 Dr. Manuel Pastor is Professor of Sociology and American Studies & Ethnicity at the University of Southern California where he also directs the Program for Environmental and Regional Equity and co-directs USC’s Center for the Study of Immigrant Integration. His most recent books include Just Growth: Inclusion and Prosperity in America’s Metropolitan Regions (Routledge 2012; co-authored with Chris Benner) Uncommon Common Ground: Race and America’s Future (W.W. Norton 2010; co-authored with Angela Glover Blackwell and Stewart Kwoh), and This Could Be the Start of Something Big: How Social Movements for Regional Equity are Transforming Metropolitan America (Cornell 2009; co-authored with Chris Benner and Martha Matsuoka).  subscribe to Manuel Pastor's feed

Posted on: Jan 21, 2017, Source: Capital and Main

The battle begins now.

Posted on: Oct 17, 2012, Source: AlterNet

Richmond, California is working on a just transition from the dirty industries that dominate the community, to cleaner and greener sources of energy.

Posted on: Oct 17, 2012, Source: AlterNet

How one group aims to increase public transportation especially for those most in need.

Posted on: Oct 16, 2012, Source: AlterNet

In some neighborhoods, home gardens are a way to improve food security, environmental responsibility and community engagement one plot at a time.

Posted on: Oct 15, 2012, Source: AlterNet

Oakland, California's Urban Releaf provides job training and education for local youth, and creates a healthier community.

Posted on: Oct 15, 2012, Source: AlterNet

California’s communities of color are implementing effective climate change responses that address social equity concerns while also building political momentum that can catalyze broader policy change.

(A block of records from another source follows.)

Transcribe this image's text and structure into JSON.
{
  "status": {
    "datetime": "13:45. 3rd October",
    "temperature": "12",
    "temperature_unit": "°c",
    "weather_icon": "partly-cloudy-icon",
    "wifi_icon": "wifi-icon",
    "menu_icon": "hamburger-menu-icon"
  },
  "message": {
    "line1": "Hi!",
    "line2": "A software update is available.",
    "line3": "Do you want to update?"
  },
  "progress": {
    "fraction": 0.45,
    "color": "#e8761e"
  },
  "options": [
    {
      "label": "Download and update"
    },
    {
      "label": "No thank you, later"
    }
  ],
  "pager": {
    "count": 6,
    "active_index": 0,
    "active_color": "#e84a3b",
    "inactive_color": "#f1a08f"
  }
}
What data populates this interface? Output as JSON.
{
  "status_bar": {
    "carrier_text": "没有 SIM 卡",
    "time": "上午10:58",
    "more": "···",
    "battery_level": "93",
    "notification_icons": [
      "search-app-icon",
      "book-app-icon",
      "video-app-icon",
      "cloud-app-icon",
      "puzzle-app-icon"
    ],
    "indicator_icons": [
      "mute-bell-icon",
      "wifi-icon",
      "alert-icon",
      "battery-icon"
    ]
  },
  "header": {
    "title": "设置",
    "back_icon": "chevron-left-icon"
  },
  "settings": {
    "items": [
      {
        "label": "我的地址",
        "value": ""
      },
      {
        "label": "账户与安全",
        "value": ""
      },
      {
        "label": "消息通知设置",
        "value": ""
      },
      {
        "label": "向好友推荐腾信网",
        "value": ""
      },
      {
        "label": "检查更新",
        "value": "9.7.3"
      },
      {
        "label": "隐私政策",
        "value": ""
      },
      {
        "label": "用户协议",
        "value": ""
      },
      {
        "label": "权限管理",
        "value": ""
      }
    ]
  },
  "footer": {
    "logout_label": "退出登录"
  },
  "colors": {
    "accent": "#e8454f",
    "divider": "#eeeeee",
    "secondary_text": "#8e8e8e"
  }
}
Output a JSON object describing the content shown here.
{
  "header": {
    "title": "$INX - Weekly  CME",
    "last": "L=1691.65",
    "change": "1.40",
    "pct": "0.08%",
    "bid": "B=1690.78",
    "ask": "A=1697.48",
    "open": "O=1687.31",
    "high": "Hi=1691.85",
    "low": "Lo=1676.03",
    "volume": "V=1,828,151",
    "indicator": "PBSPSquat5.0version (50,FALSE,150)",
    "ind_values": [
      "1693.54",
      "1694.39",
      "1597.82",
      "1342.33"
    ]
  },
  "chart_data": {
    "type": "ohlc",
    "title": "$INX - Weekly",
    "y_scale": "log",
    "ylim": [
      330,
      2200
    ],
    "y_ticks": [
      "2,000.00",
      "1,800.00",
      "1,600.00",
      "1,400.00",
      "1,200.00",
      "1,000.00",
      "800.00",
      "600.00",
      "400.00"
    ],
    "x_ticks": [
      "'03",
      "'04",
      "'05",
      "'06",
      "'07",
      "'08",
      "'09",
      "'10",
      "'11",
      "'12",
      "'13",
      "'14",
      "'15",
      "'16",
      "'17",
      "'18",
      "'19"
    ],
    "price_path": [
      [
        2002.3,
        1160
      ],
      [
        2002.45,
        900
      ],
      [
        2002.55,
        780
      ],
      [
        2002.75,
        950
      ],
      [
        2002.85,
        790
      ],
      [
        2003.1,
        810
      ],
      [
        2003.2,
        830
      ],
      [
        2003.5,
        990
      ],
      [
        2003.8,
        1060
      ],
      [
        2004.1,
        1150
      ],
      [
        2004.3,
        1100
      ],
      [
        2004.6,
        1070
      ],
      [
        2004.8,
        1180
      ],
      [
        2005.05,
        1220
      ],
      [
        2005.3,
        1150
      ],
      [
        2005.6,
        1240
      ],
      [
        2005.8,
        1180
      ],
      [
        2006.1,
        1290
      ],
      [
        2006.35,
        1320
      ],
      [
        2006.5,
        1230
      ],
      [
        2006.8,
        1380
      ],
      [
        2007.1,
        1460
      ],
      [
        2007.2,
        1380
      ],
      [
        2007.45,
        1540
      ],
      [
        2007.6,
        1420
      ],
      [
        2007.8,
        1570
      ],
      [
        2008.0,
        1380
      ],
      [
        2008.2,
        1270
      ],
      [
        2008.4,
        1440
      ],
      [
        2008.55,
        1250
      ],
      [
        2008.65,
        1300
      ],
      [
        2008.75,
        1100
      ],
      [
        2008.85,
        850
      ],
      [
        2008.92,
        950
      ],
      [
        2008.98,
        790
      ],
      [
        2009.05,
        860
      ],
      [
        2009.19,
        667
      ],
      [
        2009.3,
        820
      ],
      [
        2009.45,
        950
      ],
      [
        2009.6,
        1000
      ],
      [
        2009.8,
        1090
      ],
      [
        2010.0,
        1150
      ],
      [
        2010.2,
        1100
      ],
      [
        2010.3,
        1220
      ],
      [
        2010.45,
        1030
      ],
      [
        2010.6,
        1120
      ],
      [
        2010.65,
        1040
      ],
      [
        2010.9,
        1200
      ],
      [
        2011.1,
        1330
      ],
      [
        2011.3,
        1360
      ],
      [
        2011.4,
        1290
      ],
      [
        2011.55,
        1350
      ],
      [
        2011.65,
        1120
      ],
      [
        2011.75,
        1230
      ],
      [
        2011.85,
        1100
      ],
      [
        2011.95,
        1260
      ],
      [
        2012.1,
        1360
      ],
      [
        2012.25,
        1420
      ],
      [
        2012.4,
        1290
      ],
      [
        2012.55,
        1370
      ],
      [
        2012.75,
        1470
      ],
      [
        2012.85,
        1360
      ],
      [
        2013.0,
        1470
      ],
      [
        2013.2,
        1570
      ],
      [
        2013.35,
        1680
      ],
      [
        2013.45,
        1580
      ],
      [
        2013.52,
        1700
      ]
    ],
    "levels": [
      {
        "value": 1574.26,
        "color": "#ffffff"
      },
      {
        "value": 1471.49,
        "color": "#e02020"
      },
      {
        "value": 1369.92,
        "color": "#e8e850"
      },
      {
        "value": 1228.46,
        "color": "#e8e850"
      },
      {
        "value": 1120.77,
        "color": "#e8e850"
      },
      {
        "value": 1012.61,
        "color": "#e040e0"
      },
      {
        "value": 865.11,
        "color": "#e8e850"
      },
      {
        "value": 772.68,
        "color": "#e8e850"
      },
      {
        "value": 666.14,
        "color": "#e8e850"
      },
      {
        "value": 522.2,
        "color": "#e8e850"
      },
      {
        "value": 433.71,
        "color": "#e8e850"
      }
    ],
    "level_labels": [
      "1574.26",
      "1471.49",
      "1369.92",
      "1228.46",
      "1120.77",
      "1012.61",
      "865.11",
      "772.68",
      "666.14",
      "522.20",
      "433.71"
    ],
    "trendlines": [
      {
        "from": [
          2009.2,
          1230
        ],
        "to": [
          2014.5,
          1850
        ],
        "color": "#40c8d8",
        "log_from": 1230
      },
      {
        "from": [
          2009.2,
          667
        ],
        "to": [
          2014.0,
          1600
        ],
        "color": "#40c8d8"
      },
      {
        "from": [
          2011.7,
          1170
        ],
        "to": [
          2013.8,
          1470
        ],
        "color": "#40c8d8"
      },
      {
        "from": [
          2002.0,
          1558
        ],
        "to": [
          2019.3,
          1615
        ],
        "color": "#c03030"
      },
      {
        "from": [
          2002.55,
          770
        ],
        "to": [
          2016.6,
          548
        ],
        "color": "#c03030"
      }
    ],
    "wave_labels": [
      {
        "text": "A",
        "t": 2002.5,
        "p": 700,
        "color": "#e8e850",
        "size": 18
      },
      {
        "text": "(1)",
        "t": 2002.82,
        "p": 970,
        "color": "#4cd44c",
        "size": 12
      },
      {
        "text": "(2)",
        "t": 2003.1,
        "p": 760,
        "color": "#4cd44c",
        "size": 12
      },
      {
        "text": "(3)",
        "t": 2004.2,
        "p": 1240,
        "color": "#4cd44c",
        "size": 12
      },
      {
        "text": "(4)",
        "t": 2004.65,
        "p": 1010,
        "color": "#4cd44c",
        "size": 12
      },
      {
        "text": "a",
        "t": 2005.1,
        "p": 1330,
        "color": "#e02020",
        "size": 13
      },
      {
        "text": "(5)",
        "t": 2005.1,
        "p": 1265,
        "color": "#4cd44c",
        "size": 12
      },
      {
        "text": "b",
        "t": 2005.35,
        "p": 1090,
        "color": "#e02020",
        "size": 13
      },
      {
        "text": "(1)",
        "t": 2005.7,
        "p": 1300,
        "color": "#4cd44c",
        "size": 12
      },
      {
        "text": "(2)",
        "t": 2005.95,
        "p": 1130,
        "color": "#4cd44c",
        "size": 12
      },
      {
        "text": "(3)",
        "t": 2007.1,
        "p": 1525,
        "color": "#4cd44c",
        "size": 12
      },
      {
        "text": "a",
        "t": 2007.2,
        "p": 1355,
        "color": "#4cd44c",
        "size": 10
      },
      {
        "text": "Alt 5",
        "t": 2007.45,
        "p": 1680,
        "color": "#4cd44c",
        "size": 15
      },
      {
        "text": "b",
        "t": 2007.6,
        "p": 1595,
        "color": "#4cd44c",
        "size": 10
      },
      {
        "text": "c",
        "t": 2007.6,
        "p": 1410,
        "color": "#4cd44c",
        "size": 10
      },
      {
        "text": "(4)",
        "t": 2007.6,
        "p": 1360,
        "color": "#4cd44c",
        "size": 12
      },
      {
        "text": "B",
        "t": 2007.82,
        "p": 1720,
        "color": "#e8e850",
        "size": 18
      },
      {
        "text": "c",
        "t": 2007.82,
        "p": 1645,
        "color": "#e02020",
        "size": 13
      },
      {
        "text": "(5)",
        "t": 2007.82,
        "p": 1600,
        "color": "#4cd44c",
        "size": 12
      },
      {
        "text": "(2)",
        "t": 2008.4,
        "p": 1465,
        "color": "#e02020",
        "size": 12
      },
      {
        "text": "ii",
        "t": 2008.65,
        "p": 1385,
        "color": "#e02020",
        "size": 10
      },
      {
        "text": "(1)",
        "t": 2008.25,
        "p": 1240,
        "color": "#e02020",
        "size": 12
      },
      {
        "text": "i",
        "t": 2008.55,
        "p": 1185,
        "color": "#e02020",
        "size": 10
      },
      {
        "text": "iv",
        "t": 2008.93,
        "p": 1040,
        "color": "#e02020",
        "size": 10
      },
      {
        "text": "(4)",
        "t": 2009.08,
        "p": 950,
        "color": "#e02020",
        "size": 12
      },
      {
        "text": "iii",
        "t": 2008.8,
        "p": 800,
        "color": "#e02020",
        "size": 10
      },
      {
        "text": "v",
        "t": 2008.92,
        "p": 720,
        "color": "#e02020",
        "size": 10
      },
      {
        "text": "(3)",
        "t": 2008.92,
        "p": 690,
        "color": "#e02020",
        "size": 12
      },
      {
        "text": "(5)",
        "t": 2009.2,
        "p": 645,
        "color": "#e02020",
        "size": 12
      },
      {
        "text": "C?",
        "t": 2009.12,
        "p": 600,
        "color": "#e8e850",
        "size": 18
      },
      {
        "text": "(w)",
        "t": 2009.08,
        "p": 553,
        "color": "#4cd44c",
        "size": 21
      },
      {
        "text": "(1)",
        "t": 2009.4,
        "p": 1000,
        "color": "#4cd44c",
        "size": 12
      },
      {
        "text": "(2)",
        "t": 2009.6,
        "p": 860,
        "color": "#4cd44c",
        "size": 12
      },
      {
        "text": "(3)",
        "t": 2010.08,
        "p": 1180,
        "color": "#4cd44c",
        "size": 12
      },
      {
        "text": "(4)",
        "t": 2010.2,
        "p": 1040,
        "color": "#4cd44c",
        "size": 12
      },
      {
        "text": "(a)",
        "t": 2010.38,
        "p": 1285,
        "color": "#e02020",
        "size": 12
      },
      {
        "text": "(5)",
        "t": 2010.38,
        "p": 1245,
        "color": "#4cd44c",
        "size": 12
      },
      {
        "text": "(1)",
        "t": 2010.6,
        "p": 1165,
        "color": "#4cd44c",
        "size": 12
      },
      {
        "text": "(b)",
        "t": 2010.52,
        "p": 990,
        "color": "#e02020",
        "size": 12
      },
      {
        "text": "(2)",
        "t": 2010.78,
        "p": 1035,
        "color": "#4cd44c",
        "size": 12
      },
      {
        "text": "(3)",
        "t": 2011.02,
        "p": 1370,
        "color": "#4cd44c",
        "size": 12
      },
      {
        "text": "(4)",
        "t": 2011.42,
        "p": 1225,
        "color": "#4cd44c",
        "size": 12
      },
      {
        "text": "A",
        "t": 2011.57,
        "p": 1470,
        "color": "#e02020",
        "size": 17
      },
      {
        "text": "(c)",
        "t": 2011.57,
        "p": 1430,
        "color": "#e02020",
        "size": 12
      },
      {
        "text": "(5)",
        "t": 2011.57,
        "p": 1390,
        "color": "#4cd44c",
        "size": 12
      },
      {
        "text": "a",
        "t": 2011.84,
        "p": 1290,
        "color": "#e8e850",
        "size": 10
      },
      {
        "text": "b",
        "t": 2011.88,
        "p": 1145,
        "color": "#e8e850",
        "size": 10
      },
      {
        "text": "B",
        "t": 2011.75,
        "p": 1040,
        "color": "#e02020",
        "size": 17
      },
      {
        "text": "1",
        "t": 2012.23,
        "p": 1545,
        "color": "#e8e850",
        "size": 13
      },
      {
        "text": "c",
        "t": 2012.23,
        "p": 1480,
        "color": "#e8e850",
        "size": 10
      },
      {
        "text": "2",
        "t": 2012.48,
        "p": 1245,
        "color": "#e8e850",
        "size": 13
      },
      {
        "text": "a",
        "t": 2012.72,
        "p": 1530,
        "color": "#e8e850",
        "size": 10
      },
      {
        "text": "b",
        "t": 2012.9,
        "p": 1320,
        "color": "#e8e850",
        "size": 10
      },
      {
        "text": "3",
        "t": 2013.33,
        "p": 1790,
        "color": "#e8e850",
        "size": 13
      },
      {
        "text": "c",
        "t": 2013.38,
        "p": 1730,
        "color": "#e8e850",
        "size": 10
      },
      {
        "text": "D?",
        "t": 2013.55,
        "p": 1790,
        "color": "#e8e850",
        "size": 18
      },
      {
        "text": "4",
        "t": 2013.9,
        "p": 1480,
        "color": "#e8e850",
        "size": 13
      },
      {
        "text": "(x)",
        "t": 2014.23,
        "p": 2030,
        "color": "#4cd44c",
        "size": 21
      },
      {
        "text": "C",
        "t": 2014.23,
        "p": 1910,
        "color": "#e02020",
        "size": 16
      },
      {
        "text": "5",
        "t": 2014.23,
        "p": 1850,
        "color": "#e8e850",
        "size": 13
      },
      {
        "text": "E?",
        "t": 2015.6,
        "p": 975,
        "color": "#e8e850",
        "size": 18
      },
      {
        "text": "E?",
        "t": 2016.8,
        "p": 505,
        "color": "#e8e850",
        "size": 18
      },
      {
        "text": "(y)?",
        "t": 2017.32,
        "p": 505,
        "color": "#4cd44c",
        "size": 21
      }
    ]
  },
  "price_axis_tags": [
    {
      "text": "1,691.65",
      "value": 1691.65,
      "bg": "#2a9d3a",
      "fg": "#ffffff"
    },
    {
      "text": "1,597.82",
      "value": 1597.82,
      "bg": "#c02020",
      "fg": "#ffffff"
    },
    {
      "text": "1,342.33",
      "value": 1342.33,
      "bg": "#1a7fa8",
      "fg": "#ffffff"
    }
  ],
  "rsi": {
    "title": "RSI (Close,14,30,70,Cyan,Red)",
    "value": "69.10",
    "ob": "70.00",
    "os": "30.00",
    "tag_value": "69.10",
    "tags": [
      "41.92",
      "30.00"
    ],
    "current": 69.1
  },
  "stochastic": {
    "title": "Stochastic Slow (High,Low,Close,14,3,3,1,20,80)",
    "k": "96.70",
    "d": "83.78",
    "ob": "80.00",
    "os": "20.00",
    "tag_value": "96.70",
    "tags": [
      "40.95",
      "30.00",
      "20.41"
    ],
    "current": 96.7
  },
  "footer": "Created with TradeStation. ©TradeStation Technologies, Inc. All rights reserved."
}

Posted on: Oct 12, 2012, Source: AlterNet

Tribes like the Karuk are among the hardest hit by the effects of climate change, despite their traditionally low-carbon lifestyles.

Posted on: Oct 3, 2012, Source: Triple Crisis

Cleaning up the air is an issue that starts with your health, not just the planet's.